Choosing appropriate indicators for adaptation requires rooting an intervention's goals within its specific climate change and development context. Practitioners can use the three adaptation dimensions (adaptive capacity, adaptation actions and sustained development) to characterize indicators by type of outcome, and devise a baseline to measure progress within each. This step illustrates two sets of example indicators within each adaptation dimension. 'Assets' and 'institutional functions' are proposed as two types of indicators that are particularly useful in describing adaptive capacity. Under adaptation actions we highlight activities and decisions that address particular 'climate hazards,' or work to reduce 'vulnerability drivers.' And propose 'ecosystem services' and 'livelihoods' as two useful types of indicators for demonstrating the long-term and systematic needs of sustaining development in a changing climate.

Step 6 Use the Adaptation M&E System
This step guides practitioners through how to implement the M&E system developed through the previous five steps. Adaptation-relevant M&E systems can be used by practitioners to demonstrate the relative contribution of interventions to the adaptation process and answer evaluation questions related to, for example, performance, efficiency and effectiveness. The differences between activity and outcome monitoring are highlighted, and the importance of results-based management, flexibility, and learning, including through regular feedback loops and engagement with partners.

Developed countries

At the project or programme level UKCIP's AdaptME toolkit (Pringle, 2011) offers ways to think through some of the factors that can make an evaluation of adaptation activities inherently challenging, and assist in designing a robust evaluation. Specifically, the toolkit offers help on:
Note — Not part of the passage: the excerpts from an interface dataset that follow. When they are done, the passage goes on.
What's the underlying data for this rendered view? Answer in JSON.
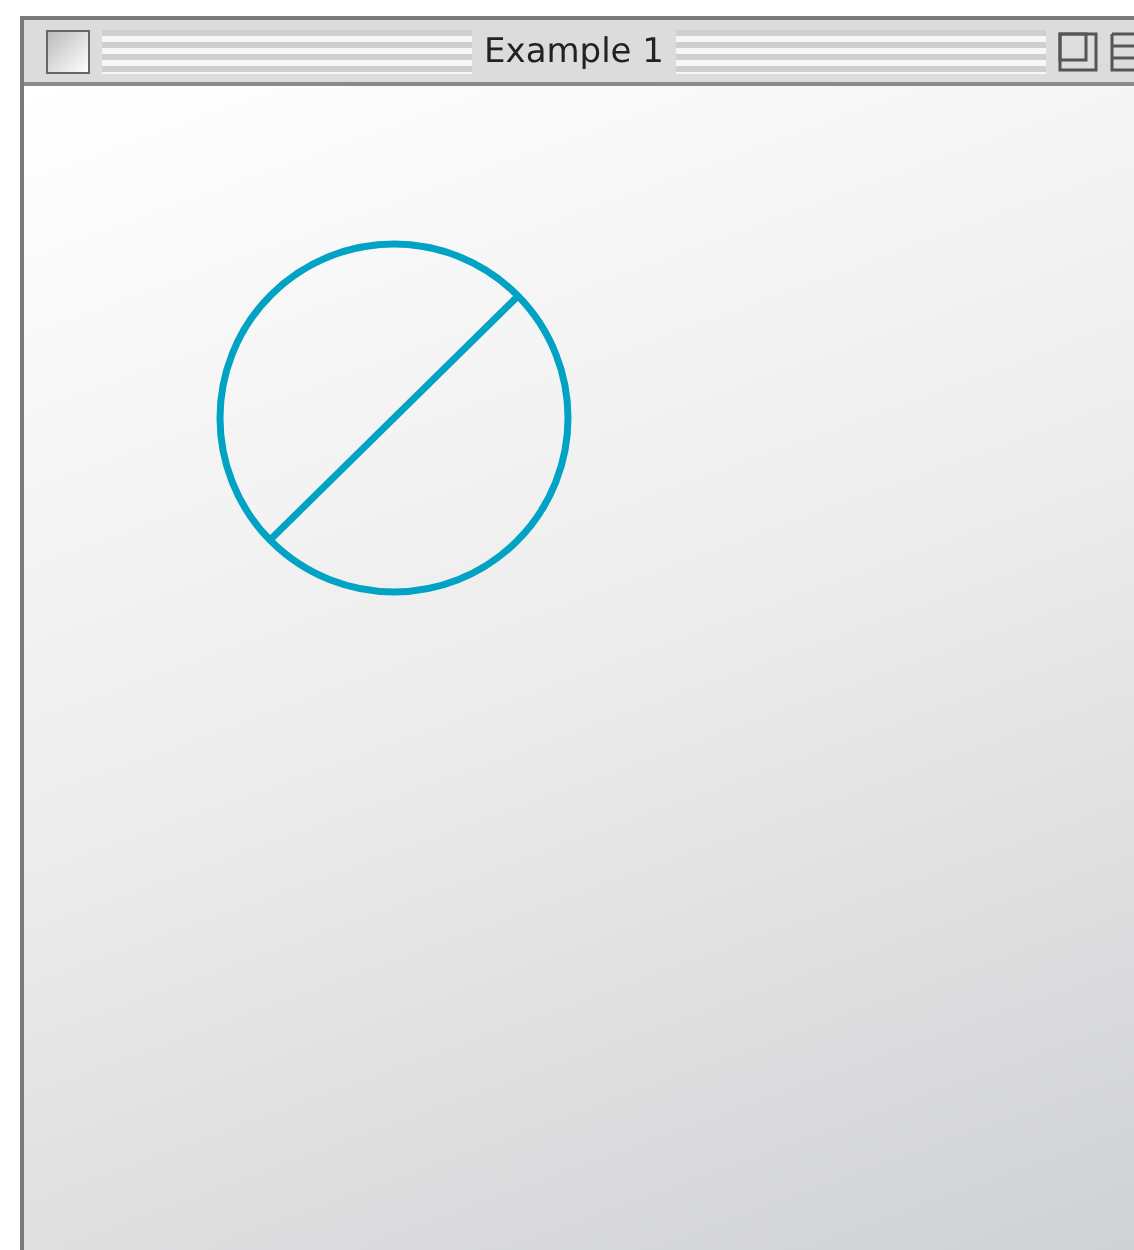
{
  "window": {
    "title": "Example 1"
  }
}
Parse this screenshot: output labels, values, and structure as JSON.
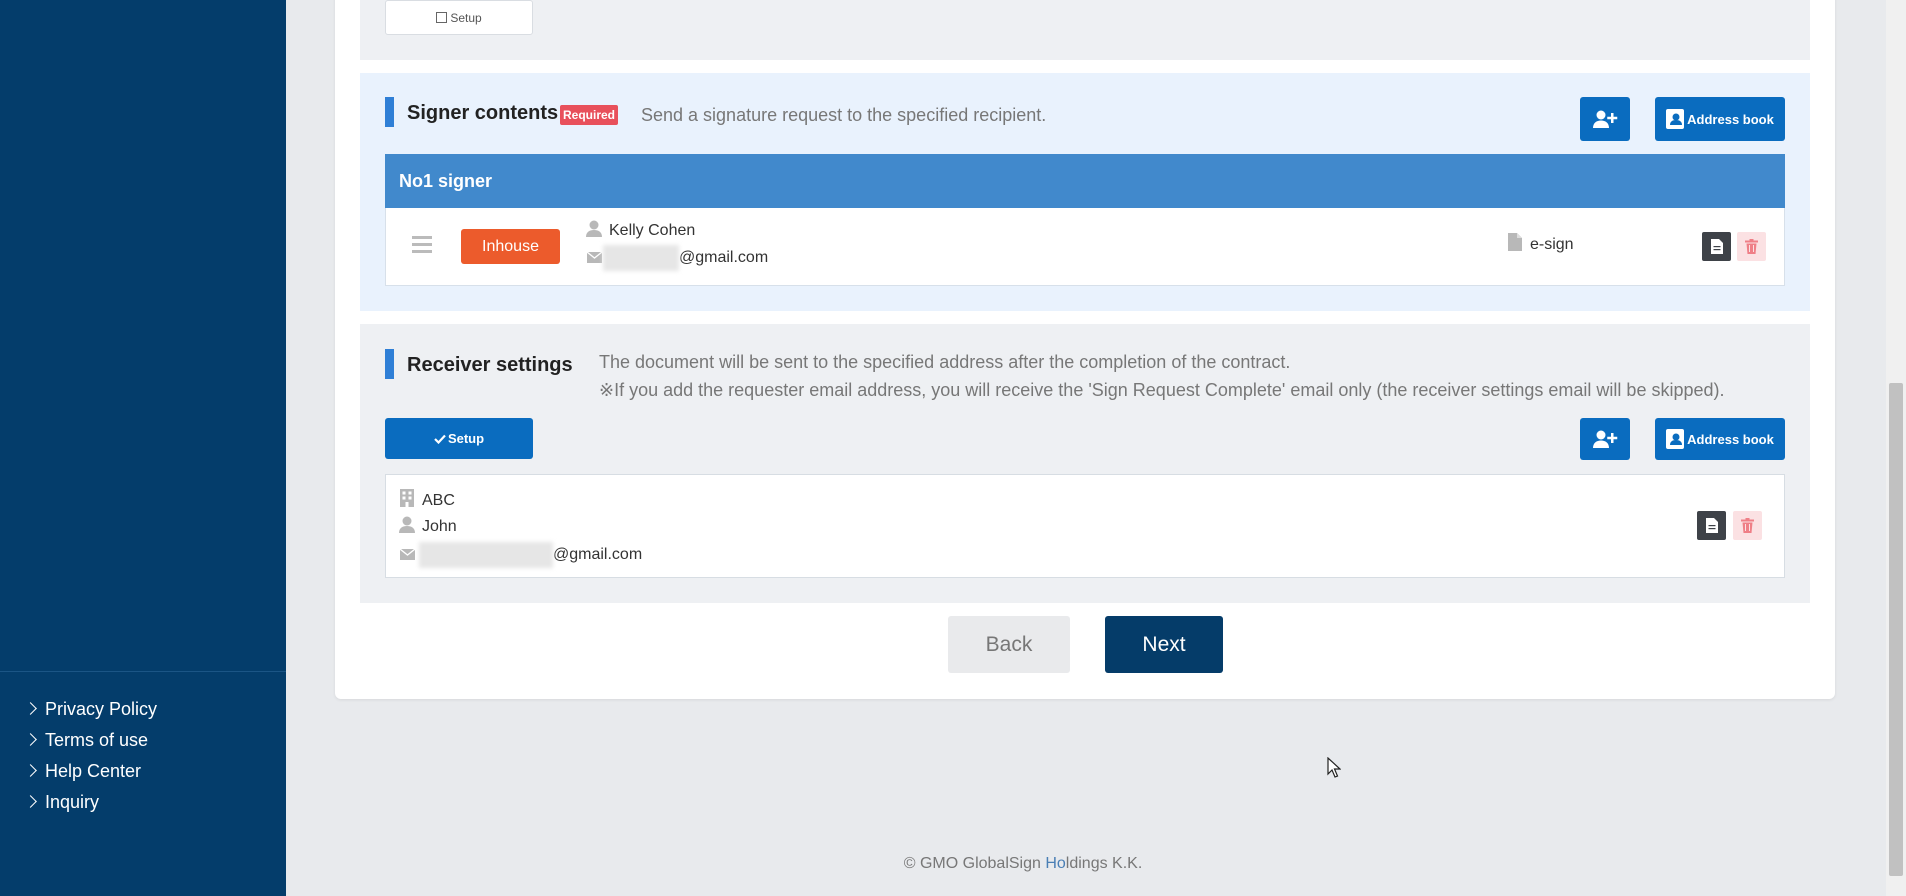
{
  "footer_links": [
    "Privacy Policy",
    "Terms of use",
    "Help Center",
    "Inquiry"
  ],
  "top_section": {
    "setup_label": "Setup"
  },
  "signer": {
    "title": "Signer contents",
    "required": "Required",
    "description": "Send a signature request to the specified recipient.",
    "address_book": "Address book",
    "header": "No1 signer",
    "type_button": "Inhouse",
    "name": "Kelly Cohen",
    "email_suffix": "@gmail.com",
    "sign_type": "e-sign"
  },
  "receiver": {
    "title": "Receiver settings",
    "desc1": "The document will be sent to the specified address after the completion of the contract.",
    "desc2": "※If you add the requester email address, you will receive the 'Sign Request Complete' email only (the receiver settings email will be skipped).",
    "setup_label": "Setup",
    "address_book": "Address book",
    "company": "ABC",
    "name": "John",
    "email_suffix": "@gmail.com"
  },
  "nav": {
    "back": "Back",
    "next": "Next"
  },
  "copyright": {
    "prefix": "© GMO GlobalSign ",
    "highlight": "Ho",
    "suffix": "ldings K.K."
  },
  "colors": {
    "sidebar": "#043d6b",
    "primary": "#0a6cbf",
    "header": "#4189cc",
    "inhouse": "#ec5b2c",
    "next": "#053c69",
    "required": "#e8505b"
  }
}
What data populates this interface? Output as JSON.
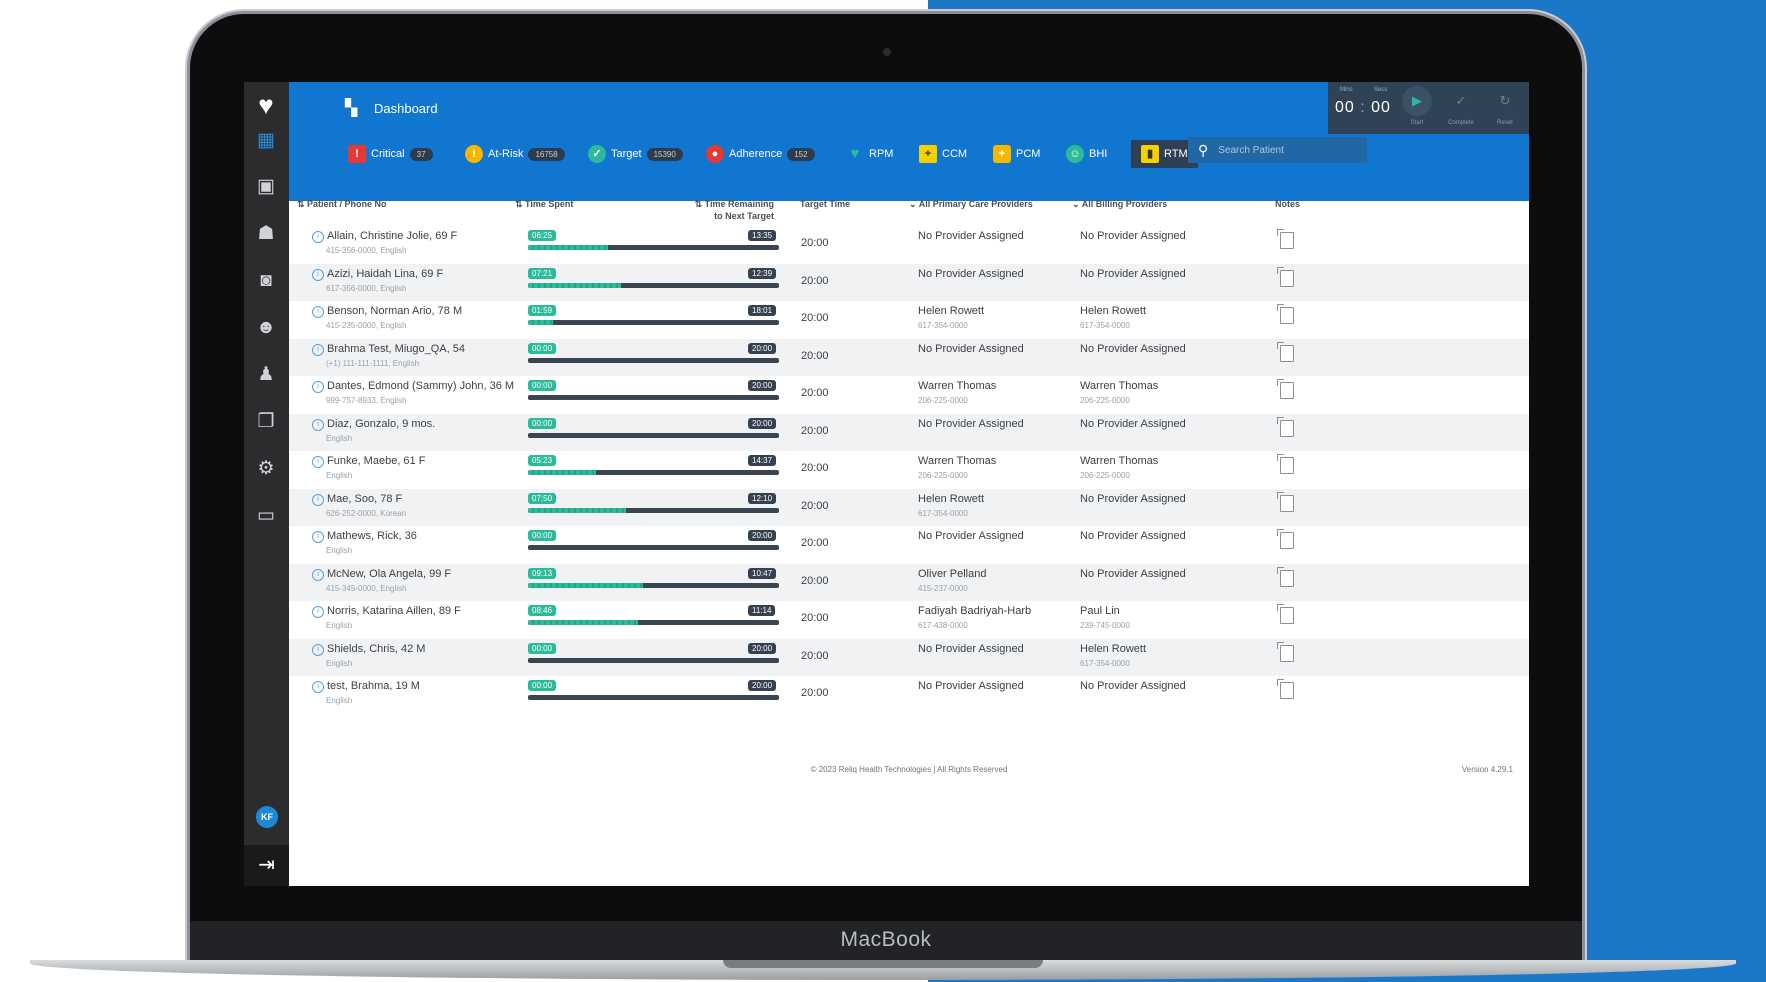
{
  "device": {
    "brand_label": "MacBook"
  },
  "app": {
    "title": "Dashboard",
    "search_placeholder": "Search Patient",
    "footer_text": "© 2023 Reliq Health Technologies | All Rights Reserved",
    "version": "Version 4.29.1"
  },
  "timer": {
    "mins_label": "Mins",
    "secs_label": "Secs",
    "minutes": "00",
    "separator": ":",
    "seconds": "00",
    "start_label": "Start",
    "complete_label": "Complete",
    "reset_label": "Reset"
  },
  "filters": [
    {
      "label": "Critical",
      "count": "37",
      "icon": "warning-triangle-icon",
      "color": "#e53935"
    },
    {
      "label": "At-Risk",
      "count": "16758",
      "icon": "exclamation-icon",
      "color": "#f5b800"
    },
    {
      "label": "Target",
      "count": "15390",
      "icon": "check-circle-icon",
      "color": "#2bbb9a"
    },
    {
      "label": "Adherence",
      "count": "152",
      "icon": "adherence-icon",
      "color": "#e53935"
    },
    {
      "label": "RPM",
      "icon": "heart-icon",
      "color": "#2bbb9a"
    },
    {
      "label": "CCM",
      "icon": "clipboard-plus-icon",
      "color": "#f5d100"
    },
    {
      "label": "PCM",
      "icon": "briefcase-icon",
      "color": "#f5b800"
    },
    {
      "label": "BHI",
      "icon": "head-icon",
      "color": "#2bbb9a"
    },
    {
      "label": "RTM",
      "icon": "rtm-icon",
      "color": "#f5d100"
    }
  ],
  "table": {
    "headers": {
      "patient": "Patient / Phone No",
      "time_spent": "Time Spent",
      "time_remaining_1": "Time Remaining",
      "time_remaining_2": "to Next Target",
      "target_time": "Target Time",
      "pcp": "All Primary Care Providers",
      "billing": "All Billing Providers",
      "notes": "Notes"
    },
    "rows": [
      {
        "name": "Allain, Christine Jolie, 69 F",
        "sub": "415-356-0000, English",
        "spent": "06:25",
        "remaining": "13:35",
        "progress": 0.32,
        "target": "20:00",
        "pcp": "No Provider Assigned",
        "pcp_phone": "",
        "billing": "No Provider Assigned",
        "billing_phone": ""
      },
      {
        "name": "Azizi, Haidah Lina, 69 F",
        "sub": "617-356-0000, English",
        "spent": "07:21",
        "remaining": "12:39",
        "progress": 0.37,
        "target": "20:00",
        "pcp": "No Provider Assigned",
        "pcp_phone": "",
        "billing": "No Provider Assigned",
        "billing_phone": ""
      },
      {
        "name": "Benson, Norman Ario, 78 M",
        "sub": "415-235-0000, English",
        "spent": "01:59",
        "remaining": "18:01",
        "progress": 0.1,
        "target": "20:00",
        "pcp": "Helen Rowett",
        "pcp_phone": "617-354-0000",
        "billing": "Helen Rowett",
        "billing_phone": "617-354-0000"
      },
      {
        "name": "Brahma Test, Miugo_QA, 54",
        "sub": "(+1) 111-111-1111, English",
        "spent": "00:00",
        "remaining": "20:00",
        "progress": 0,
        "target": "20:00",
        "pcp": "No Provider Assigned",
        "pcp_phone": "",
        "billing": "No Provider Assigned",
        "billing_phone": ""
      },
      {
        "name": "Dantes, Edmond (Sammy) John, 36 M",
        "sub": "999-757-8933, English",
        "spent": "00:00",
        "remaining": "20:00",
        "progress": 0,
        "target": "20:00",
        "pcp": "Warren Thomas",
        "pcp_phone": "206-225-0000",
        "billing": "Warren Thomas",
        "billing_phone": "206-225-0000"
      },
      {
        "name": "Diaz, Gonzalo, 9 mos.",
        "sub": "English",
        "spent": "00:00",
        "remaining": "20:00",
        "progress": 0,
        "target": "20:00",
        "pcp": "No Provider Assigned",
        "pcp_phone": "",
        "billing": "No Provider Assigned",
        "billing_phone": ""
      },
      {
        "name": "Funke, Maebe, 61 F",
        "sub": "English",
        "spent": "05:23",
        "remaining": "14:37",
        "progress": 0.27,
        "target": "20:00",
        "pcp": "Warren Thomas",
        "pcp_phone": "206-225-0000",
        "billing": "Warren Thomas",
        "billing_phone": "206-225-0000"
      },
      {
        "name": "Mae, Soo, 78 F",
        "sub": "626-252-0000, Korean",
        "spent": "07:50",
        "remaining": "12:10",
        "progress": 0.39,
        "target": "20:00",
        "pcp": "Helen Rowett",
        "pcp_phone": "617-354-0000",
        "billing": "No Provider Assigned",
        "billing_phone": ""
      },
      {
        "name": "Mathews, Rick, 36",
        "sub": "English",
        "spent": "00:00",
        "remaining": "20:00",
        "progress": 0,
        "target": "20:00",
        "pcp": "No Provider Assigned",
        "pcp_phone": "",
        "billing": "No Provider Assigned",
        "billing_phone": ""
      },
      {
        "name": "McNew, Ola Angela, 99 F",
        "sub": "415-345-0000, English",
        "spent": "09:13",
        "remaining": "10:47",
        "progress": 0.46,
        "target": "20:00",
        "pcp": "Oliver Pelland",
        "pcp_phone": "415-237-0000",
        "billing": "No Provider Assigned",
        "billing_phone": ""
      },
      {
        "name": "Norris, Katarina Aillen, 89 F",
        "sub": "English",
        "spent": "08:46",
        "remaining": "11:14",
        "progress": 0.44,
        "target": "20:00",
        "pcp": "Fadiyah Badriyah-Harb",
        "pcp_phone": "617-438-0000",
        "billing": "Paul Lin",
        "billing_phone": "239-745-0000"
      },
      {
        "name": "Shields, Chris, 42 M",
        "sub": "English",
        "spent": "00:00",
        "remaining": "20:00",
        "progress": 0,
        "target": "20:00",
        "pcp": "No Provider Assigned",
        "pcp_phone": "",
        "billing": "Helen Rowett",
        "billing_phone": "617-354-0000"
      },
      {
        "name": "test, Brahma, 19 M",
        "sub": "English",
        "spent": "00:00",
        "remaining": "20:00",
        "progress": 0,
        "target": "20:00",
        "pcp": "No Provider Assigned",
        "pcp_phone": "",
        "billing": "No Provider Assigned",
        "billing_phone": ""
      }
    ]
  },
  "sidebar": {
    "avatar_initials": "KF",
    "icons": [
      "dashboard-icon",
      "patient-card-icon",
      "care-team-icon",
      "devices-icon",
      "groups-icon",
      "user-profile-icon",
      "reports-icon",
      "user-settings-icon",
      "monitor-icon"
    ]
  },
  "colors": {
    "topbar": "#1176cf",
    "sidebar": "#2c2c2e",
    "spent_badge": "#2bbb9a",
    "remaining_badge": "#35414e",
    "background_right": "#1b78c8"
  }
}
  • Refining the evaluation purpose and objectives
  • Reflecting on what is being evaluated and the logic behind this
  • Understanding how specific traits of climate adaptation can make evaluation challenging and how to overcome these challenges
  • Drawing out, understanding and re-evaluating assumptions
  • Considering how progress and performance might be best measured and evaluated
  • Identifying examples, good practice and techniques which may help to ensure an evaluation is robust in the context of climate change
  • Prioritising evaluation activities, recognising that evaluations need to be proportionate to the investment and are resource limited.

This section is based on the UNEP PROVIA guidance document

Criteria checklist

1. You want to monitor and evaluate implemented adaptation actions.
2. The purpose of the evaluation is clear.
3. The underlying principles and evaluation criteria have not been established.